§ Task goal
Repeat every record below exactly as it appears.

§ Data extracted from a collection
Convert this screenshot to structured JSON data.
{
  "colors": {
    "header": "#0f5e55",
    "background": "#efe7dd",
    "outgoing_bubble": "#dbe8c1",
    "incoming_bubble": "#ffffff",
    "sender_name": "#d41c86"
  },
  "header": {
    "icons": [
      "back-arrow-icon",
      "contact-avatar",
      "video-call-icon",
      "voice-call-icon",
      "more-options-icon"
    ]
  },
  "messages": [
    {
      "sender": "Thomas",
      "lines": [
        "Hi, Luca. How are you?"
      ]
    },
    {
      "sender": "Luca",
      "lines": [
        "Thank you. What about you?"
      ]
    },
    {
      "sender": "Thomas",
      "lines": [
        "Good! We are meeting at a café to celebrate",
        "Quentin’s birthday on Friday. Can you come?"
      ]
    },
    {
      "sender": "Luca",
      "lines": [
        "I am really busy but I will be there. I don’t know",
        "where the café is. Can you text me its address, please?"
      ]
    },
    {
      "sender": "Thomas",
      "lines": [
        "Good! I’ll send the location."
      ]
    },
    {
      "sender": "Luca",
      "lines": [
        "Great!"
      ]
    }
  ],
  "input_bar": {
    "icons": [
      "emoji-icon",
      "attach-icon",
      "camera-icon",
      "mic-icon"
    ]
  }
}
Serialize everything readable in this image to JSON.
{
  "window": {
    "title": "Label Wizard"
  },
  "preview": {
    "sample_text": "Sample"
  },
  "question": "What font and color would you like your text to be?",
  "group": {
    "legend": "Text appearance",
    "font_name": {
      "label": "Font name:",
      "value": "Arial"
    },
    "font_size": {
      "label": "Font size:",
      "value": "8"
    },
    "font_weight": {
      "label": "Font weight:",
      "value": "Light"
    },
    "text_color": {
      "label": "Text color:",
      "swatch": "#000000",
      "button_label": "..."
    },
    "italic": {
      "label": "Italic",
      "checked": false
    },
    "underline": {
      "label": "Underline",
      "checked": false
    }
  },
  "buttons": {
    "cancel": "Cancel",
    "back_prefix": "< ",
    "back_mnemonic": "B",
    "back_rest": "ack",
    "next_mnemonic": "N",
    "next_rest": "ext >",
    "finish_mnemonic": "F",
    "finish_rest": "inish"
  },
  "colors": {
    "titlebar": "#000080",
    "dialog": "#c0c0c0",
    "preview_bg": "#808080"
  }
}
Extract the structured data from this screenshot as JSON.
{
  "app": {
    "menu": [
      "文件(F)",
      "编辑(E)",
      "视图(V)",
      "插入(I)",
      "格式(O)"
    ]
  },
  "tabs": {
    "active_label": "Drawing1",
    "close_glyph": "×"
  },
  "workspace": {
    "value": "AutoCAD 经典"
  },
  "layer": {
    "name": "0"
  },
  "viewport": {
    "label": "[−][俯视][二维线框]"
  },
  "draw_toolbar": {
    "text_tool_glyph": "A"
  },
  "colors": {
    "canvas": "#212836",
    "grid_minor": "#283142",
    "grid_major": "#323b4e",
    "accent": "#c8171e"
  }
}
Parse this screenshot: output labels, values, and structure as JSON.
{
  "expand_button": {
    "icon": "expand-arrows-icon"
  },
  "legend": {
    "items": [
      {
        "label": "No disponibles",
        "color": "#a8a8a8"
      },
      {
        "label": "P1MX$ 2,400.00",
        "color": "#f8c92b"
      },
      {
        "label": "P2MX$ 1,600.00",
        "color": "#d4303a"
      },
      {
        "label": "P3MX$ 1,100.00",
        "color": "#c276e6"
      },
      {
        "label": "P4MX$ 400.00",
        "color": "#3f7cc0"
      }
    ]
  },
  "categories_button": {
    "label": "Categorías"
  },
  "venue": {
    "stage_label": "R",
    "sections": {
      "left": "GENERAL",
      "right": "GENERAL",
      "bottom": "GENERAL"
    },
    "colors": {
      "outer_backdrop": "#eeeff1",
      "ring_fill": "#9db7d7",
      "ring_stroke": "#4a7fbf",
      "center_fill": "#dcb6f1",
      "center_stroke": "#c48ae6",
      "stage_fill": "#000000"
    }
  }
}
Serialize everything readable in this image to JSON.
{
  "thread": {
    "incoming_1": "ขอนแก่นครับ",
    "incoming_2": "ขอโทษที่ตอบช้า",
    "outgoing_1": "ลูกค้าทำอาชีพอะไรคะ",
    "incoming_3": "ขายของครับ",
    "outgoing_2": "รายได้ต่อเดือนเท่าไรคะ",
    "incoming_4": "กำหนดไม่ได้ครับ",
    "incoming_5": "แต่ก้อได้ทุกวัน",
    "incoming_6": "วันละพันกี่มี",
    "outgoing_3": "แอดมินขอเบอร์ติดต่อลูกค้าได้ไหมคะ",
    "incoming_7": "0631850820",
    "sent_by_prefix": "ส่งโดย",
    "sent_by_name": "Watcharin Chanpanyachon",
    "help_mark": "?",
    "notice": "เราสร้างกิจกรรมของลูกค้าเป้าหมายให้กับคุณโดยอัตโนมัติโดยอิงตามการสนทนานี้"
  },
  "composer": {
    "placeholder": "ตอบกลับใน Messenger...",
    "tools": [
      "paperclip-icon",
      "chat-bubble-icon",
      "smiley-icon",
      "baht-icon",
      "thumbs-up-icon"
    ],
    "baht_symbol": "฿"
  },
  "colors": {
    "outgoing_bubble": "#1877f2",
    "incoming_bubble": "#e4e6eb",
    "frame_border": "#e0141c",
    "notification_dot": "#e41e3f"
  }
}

§ Response to the task
Convert this screenshot to structured JSON data.
{
  "colors": {
    "header": "#0f5e55",
    "background": "#efe7dd",
    "outgoing_bubble": "#dbe8c1",
    "incoming_bubble": "#ffffff",
    "sender_name": "#d41c86"
  },
  "header": {
    "icons": [
      "back-arrow-icon",
      "contact-avatar",
      "video-call-icon",
      "voice-call-icon",
      "more-options-icon"
    ]
  },
  "messages": [
    {
      "sender": "Thomas",
      "lines": [
        "Hi, Luca. How are you?"
      ]
    },
    {
      "sender": "Luca",
      "lines": [
        "Thank you. What about you?"
      ]
    },
    {
      "sender": "Thomas",
      "lines": [
        "Good! We are meeting at a café to celebrate",
        "Quentin’s birthday on Friday. Can you come?"
      ]
    },
    {
      "sender": "Luca",
      "lines": [
        "I am really busy but I will be there. I don’t know",
        "where the café is. Can you text me its address, please?"
      ]
    },
    {
      "sender": "Thomas",
      "lines": [
        "Good! I’ll send the location."
      ]
    },
    {
      "sender": "Luca",
      "lines": [
        "Great!"
      ]
    }
  ],
  "input_bar": {
    "icons": [
      "emoji-icon",
      "attach-icon",
      "camera-icon",
      "mic-icon"
    ]
  }
}
Serialize everything readable in this image to JSON.
{
  "window": {
    "title": "Label Wizard"
  },
  "preview": {
    "sample_text": "Sample"
  },
  "question": "What font and color would you like your text to be?",
  "group": {
    "legend": "Text appearance",
    "font_name": {
      "label": "Font name:",
      "value": "Arial"
    },
    "font_size": {
      "label": "Font size:",
      "value": "8"
    },
    "font_weight": {
      "label": "Font weight:",
      "value": "Light"
    },
    "text_color": {
      "label": "Text color:",
      "swatch": "#000000",
      "button_label": "..."
    },
    "italic": {
      "label": "Italic",
      "checked": false
    },
    "underline": {
      "label": "Underline",
      "checked": false
    }
  },
  "buttons": {
    "cancel": "Cancel",
    "back_prefix": "< ",
    "back_mnemonic": "B",
    "back_rest": "ack",
    "next_mnemonic": "N",
    "next_rest": "ext >",
    "finish_mnemonic": "F",
    "finish_rest": "inish"
  },
  "colors": {
    "titlebar": "#000080",
    "dialog": "#c0c0c0",
    "preview_bg": "#808080"
  }
}
Extract the structured data from this screenshot as JSON.
{
  "app": {
    "menu": [
      "文件(F)",
      "编辑(E)",
      "视图(V)",
      "插入(I)",
      "格式(O)"
    ]
  },
  "tabs": {
    "active_label": "Drawing1",
    "close_glyph": "×"
  },
  "workspace": {
    "value": "AutoCAD 经典"
  },
  "layer": {
    "name": "0"
  },
  "viewport": {
    "label": "[−][俯视][二维线框]"
  },
  "draw_toolbar": {
    "text_tool_glyph": "A"
  },
  "colors": {
    "canvas": "#212836",
    "grid_minor": "#283142",
    "grid_major": "#323b4e",
    "accent": "#c8171e"
  }
}
Parse this screenshot: output labels, values, and structure as JSON.
{
  "expand_button": {
    "icon": "expand-arrows-icon"
  },
  "legend": {
    "items": [
      {
        "label": "No disponibles",
        "color": "#a8a8a8"
      },
      {
        "label": "P1MX$ 2,400.00",
        "color": "#f8c92b"
      },
      {
        "label": "P2MX$ 1,600.00",
        "color": "#d4303a"
      },
      {
        "label": "P3MX$ 1,100.00",
        "color": "#c276e6"
      },
      {
        "label": "P4MX$ 400.00",
        "color": "#3f7cc0"
      }
    ]
  },
  "categories_button": {
    "label": "Categorías"
  },
  "venue": {
    "stage_label": "R",
    "sections": {
      "left": "GENERAL",
      "right": "GENERAL",
      "bottom": "GENERAL"
    },
    "colors": {
      "outer_backdrop": "#eeeff1",
      "ring_fill": "#9db7d7",
      "ring_stroke": "#4a7fbf",
      "center_fill": "#dcb6f1",
      "center_stroke": "#c48ae6",
      "stage_fill": "#000000"
    }
  }
}
Serialize everything readable in this image to JSON.
{
  "thread": {
    "incoming_1": "ขอนแก่นครับ",
    "incoming_2": "ขอโทษที่ตอบช้า",
    "outgoing_1": "ลูกค้าทำอาชีพอะไรคะ",
    "incoming_3": "ขายของครับ",
    "outgoing_2": "รายได้ต่อเดือนเท่าไรคะ",
    "incoming_4": "กำหนดไม่ได้ครับ",
    "incoming_5": "แต่ก้อได้ทุกวัน",
    "incoming_6": "วันละพันกี่มี",
    "outgoing_3": "แอดมินขอเบอร์ติดต่อลูกค้าได้ไหมคะ",
    "incoming_7": "0631850820",
    "sent_by_prefix": "ส่งโดย",
    "sent_by_name": "Watcharin Chanpanyachon",
    "help_mark": "?",
    "notice": "เราสร้างกิจกรรมของลูกค้าเป้าหมายให้กับคุณโดยอัตโนมัติโดยอิงตามการสนทนานี้"
  },
  "composer": {
    "placeholder": "ตอบกลับใน Messenger...",
    "tools": [
      "paperclip-icon",
      "chat-bubble-icon",
      "smiley-icon",
      "baht-icon",
      "thumbs-up-icon"
    ],
    "baht_symbol": "฿"
  },
  "colors": {
    "outgoing_bubble": "#1877f2",
    "incoming_bubble": "#e4e6eb",
    "frame_border": "#e0141c",
    "notification_dot": "#e41e3f"
  }
}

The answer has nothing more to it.